_Aim of the task:_
Set every entry down again, unchanged, picture-free.

----

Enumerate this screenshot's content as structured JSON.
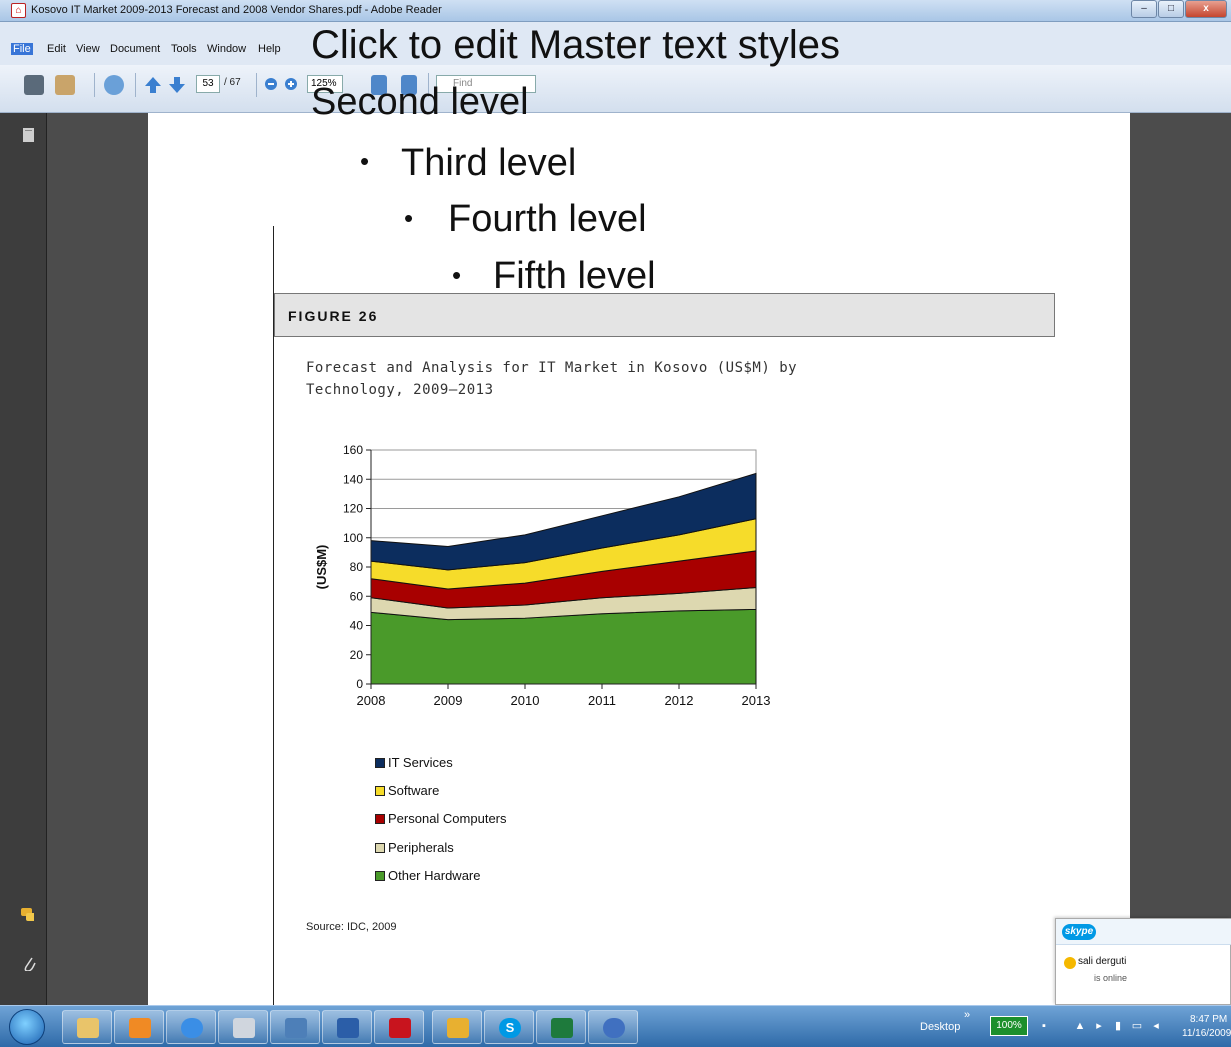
{
  "window": {
    "title": "Kosovo IT Market 2009-2013 Forecast and 2008 Vendor Shares.pdf - Adobe Reader",
    "controls": {
      "minimize": "–",
      "maximize": "□",
      "close": "x"
    }
  },
  "menu": {
    "items": [
      {
        "label": "File"
      },
      {
        "label": "Edit"
      },
      {
        "label": "View"
      },
      {
        "label": "Document"
      },
      {
        "label": "Tools"
      },
      {
        "label": "Window"
      },
      {
        "label": "Help"
      }
    ]
  },
  "toolbar": {
    "current_page": "53",
    "total_pages": "/ 67",
    "zoom": "125%",
    "find_placeholder": "Find"
  },
  "master_overlay": {
    "level1": "Click to edit Master text styles",
    "level2": "Second level",
    "level3": "Third level",
    "level4": "Fourth level",
    "level5": "Fifth level",
    "bullet": "•"
  },
  "figure": {
    "label": "FIGURE 26",
    "caption_line1": "Forecast and Analysis for IT Market in Kosovo (US$M) by",
    "caption_line2": "Technology, 2009–2013",
    "source": "Source: IDC, 2009"
  },
  "chart_data": {
    "type": "area",
    "stacked": true,
    "x": [
      "2008",
      "2009",
      "2010",
      "2011",
      "2012",
      "2013"
    ],
    "ylabel": "(US$M)",
    "ylim": [
      0,
      160
    ],
    "yticks": [
      "0",
      "20",
      "40",
      "60",
      "80",
      "100",
      "120",
      "140",
      "160"
    ],
    "grid": true,
    "series": [
      {
        "name": "Other Hardware",
        "color": "#4a9a2a",
        "values": [
          49,
          44,
          45,
          48,
          50,
          51
        ]
      },
      {
        "name": "Peripherals",
        "color": "#ddd8b0",
        "values": [
          10,
          8,
          9,
          11,
          12,
          15
        ]
      },
      {
        "name": "Personal Computers",
        "color": "#a80000",
        "values": [
          13,
          13,
          15,
          18,
          22,
          25
        ]
      },
      {
        "name": "Software",
        "color": "#f6dc2a",
        "values": [
          12,
          13,
          14,
          16,
          18,
          22
        ]
      },
      {
        "name": "IT Services",
        "color": "#0c2d5e",
        "values": [
          14,
          16,
          19,
          22,
          26,
          31
        ]
      }
    ],
    "legend": [
      {
        "name": "IT Services",
        "color": "#0c2d5e"
      },
      {
        "name": "Software",
        "color": "#f6dc2a"
      },
      {
        "name": "Personal Computers",
        "color": "#a80000"
      },
      {
        "name": "Peripherals",
        "color": "#ddd8b0"
      },
      {
        "name": "Other Hardware",
        "color": "#4a9a2a"
      }
    ]
  },
  "skype": {
    "logo": "skype",
    "contact": "sali derguti",
    "status": "is online"
  },
  "taskbar": {
    "desktop_label": "Desktop",
    "chevron": "»",
    "battery": "100%",
    "time": "8:47 PM",
    "date": "11/16/2009"
  }
}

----

_Task answer:_
Enumerate this screenshot's content as structured JSON.
{
  "window": {
    "title": "Kosovo IT Market 2009-2013 Forecast and 2008 Vendor Shares.pdf - Adobe Reader",
    "controls": {
      "minimize": "–",
      "maximize": "□",
      "close": "x"
    }
  },
  "menu": {
    "items": [
      {
        "label": "File"
      },
      {
        "label": "Edit"
      },
      {
        "label": "View"
      },
      {
        "label": "Document"
      },
      {
        "label": "Tools"
      },
      {
        "label": "Window"
      },
      {
        "label": "Help"
      }
    ]
  },
  "toolbar": {
    "current_page": "53",
    "total_pages": "/ 67",
    "zoom": "125%",
    "find_placeholder": "Find"
  },
  "master_overlay": {
    "level1": "Click to edit Master text styles",
    "level2": "Second level",
    "level3": "Third level",
    "level4": "Fourth level",
    "level5": "Fifth level",
    "bullet": "•"
  },
  "figure": {
    "label": "FIGURE 26",
    "caption_line1": "Forecast and Analysis for IT Market in Kosovo (US$M) by",
    "caption_line2": "Technology, 2009–2013",
    "source": "Source: IDC, 2009"
  },
  "chart_data": {
    "type": "area",
    "stacked": true,
    "x": [
      "2008",
      "2009",
      "2010",
      "2011",
      "2012",
      "2013"
    ],
    "ylabel": "(US$M)",
    "ylim": [
      0,
      160
    ],
    "yticks": [
      "0",
      "20",
      "40",
      "60",
      "80",
      "100",
      "120",
      "140",
      "160"
    ],
    "grid": true,
    "series": [
      {
        "name": "Other Hardware",
        "color": "#4a9a2a",
        "values": [
          49,
          44,
          45,
          48,
          50,
          51
        ]
      },
      {
        "name": "Peripherals",
        "color": "#ddd8b0",
        "values": [
          10,
          8,
          9,
          11,
          12,
          15
        ]
      },
      {
        "name": "Personal Computers",
        "color": "#a80000",
        "values": [
          13,
          13,
          15,
          18,
          22,
          25
        ]
      },
      {
        "name": "Software",
        "color": "#f6dc2a",
        "values": [
          12,
          13,
          14,
          16,
          18,
          22
        ]
      },
      {
        "name": "IT Services",
        "color": "#0c2d5e",
        "values": [
          14,
          16,
          19,
          22,
          26,
          31
        ]
      }
    ],
    "legend": [
      {
        "name": "IT Services",
        "color": "#0c2d5e"
      },
      {
        "name": "Software",
        "color": "#f6dc2a"
      },
      {
        "name": "Personal Computers",
        "color": "#a80000"
      },
      {
        "name": "Peripherals",
        "color": "#ddd8b0"
      },
      {
        "name": "Other Hardware",
        "color": "#4a9a2a"
      }
    ]
  },
  "skype": {
    "logo": "skype",
    "contact": "sali derguti",
    "status": "is online"
  },
  "taskbar": {
    "desktop_label": "Desktop",
    "chevron": "»",
    "battery": "100%",
    "time": "8:47 PM",
    "date": "11/16/2009"
  }
}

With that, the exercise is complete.